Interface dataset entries
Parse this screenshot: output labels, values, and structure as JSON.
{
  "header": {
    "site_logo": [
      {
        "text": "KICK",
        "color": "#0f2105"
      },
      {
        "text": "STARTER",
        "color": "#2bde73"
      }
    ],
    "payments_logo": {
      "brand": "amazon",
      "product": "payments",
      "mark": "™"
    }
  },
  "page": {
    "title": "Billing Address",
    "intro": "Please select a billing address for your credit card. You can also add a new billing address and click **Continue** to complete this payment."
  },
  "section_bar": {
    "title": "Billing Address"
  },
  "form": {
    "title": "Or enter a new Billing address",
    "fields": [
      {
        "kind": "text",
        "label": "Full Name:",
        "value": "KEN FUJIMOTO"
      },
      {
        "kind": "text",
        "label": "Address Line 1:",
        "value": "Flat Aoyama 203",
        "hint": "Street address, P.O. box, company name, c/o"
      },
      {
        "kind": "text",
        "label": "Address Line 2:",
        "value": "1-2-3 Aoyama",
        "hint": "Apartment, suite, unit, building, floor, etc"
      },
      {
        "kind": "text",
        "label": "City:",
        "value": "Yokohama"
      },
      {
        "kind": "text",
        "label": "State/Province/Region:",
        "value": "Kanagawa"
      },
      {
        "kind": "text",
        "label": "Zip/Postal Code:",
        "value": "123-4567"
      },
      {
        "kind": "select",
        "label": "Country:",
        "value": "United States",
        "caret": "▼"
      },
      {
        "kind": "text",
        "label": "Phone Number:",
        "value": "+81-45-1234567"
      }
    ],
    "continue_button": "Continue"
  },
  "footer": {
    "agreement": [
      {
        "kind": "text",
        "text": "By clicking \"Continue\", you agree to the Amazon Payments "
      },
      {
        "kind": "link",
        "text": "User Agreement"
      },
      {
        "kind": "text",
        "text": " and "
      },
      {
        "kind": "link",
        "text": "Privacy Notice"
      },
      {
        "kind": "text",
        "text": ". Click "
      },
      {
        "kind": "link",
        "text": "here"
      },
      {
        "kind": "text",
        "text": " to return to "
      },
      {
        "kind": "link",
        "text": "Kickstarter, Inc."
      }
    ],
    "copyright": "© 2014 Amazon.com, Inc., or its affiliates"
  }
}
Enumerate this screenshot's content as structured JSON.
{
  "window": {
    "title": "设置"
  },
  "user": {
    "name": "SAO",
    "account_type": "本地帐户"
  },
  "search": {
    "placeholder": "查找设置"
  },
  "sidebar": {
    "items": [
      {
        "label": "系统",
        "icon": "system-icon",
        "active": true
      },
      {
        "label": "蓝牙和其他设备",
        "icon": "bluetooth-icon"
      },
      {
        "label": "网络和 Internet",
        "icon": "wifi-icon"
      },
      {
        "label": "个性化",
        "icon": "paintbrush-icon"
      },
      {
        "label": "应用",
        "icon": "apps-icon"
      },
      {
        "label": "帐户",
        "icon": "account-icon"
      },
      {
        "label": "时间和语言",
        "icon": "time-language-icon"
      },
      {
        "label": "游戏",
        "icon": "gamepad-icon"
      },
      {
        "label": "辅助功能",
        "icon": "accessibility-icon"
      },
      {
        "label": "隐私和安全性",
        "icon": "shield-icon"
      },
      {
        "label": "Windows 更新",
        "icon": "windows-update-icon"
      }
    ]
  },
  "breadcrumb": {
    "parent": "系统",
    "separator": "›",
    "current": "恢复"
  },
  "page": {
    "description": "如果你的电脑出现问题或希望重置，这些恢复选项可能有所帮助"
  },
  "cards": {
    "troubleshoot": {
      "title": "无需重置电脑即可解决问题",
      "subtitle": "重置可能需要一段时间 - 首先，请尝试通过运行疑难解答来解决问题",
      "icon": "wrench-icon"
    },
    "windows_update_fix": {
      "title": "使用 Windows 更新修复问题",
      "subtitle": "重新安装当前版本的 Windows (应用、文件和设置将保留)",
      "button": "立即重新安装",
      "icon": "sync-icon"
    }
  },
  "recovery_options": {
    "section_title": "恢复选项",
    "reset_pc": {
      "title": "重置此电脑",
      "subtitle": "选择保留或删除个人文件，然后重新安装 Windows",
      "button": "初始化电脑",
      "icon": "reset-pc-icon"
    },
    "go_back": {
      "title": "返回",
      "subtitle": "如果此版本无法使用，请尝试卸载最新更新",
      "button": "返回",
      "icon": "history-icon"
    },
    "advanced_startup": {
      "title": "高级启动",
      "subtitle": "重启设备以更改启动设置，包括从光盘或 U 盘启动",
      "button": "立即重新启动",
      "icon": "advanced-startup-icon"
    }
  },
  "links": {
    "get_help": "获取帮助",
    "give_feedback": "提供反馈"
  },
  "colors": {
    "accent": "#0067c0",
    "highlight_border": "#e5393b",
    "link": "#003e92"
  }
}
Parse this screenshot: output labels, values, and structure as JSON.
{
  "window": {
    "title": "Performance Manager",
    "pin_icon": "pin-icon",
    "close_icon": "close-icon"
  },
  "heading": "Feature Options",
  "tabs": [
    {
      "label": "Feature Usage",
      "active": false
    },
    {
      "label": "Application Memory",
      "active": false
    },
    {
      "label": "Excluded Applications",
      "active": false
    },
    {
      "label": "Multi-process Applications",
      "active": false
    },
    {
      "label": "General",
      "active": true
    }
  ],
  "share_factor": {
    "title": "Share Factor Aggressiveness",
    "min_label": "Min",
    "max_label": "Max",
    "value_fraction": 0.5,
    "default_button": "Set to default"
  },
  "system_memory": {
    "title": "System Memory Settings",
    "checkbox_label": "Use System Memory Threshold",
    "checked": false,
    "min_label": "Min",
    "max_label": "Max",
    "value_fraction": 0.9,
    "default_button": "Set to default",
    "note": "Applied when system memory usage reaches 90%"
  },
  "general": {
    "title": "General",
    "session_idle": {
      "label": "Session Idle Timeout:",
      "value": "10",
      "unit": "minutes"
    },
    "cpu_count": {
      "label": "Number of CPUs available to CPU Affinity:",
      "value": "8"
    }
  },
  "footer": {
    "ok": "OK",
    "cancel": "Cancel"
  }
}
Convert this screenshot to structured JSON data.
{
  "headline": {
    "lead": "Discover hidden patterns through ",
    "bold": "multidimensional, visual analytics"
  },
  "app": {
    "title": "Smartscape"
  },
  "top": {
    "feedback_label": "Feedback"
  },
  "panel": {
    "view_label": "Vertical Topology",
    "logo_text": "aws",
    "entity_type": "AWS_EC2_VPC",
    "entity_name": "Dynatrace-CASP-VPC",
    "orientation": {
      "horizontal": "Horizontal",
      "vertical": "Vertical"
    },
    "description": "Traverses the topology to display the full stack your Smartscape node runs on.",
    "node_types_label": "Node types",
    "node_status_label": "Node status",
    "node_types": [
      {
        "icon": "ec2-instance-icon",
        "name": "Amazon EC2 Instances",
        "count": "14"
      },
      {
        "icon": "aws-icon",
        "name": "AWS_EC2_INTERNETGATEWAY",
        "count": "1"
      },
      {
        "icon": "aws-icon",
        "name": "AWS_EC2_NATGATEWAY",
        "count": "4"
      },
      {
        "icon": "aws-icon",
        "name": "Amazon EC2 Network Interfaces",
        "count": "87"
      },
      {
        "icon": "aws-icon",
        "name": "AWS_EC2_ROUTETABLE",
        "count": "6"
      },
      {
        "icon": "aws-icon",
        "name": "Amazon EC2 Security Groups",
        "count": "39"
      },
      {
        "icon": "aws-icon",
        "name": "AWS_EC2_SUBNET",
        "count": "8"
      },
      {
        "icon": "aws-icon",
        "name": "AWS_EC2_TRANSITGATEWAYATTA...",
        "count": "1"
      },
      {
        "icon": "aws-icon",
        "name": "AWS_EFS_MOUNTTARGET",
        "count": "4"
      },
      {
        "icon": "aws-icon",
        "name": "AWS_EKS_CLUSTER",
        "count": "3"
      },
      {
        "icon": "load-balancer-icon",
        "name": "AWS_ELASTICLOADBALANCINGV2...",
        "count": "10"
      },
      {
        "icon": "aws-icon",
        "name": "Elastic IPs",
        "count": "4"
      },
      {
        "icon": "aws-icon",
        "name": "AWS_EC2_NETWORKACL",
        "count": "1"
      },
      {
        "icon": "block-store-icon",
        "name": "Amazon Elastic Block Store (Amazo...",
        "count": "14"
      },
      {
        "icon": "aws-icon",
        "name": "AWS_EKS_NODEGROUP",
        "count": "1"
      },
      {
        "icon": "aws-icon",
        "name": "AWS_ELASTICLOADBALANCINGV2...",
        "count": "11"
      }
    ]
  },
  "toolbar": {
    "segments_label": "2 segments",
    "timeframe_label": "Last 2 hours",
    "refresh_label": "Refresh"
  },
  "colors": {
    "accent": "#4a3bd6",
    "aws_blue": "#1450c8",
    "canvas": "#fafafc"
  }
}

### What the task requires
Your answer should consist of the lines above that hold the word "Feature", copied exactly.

### Answer below
  "heading": "Feature Options",
      "label": "Feature Usage",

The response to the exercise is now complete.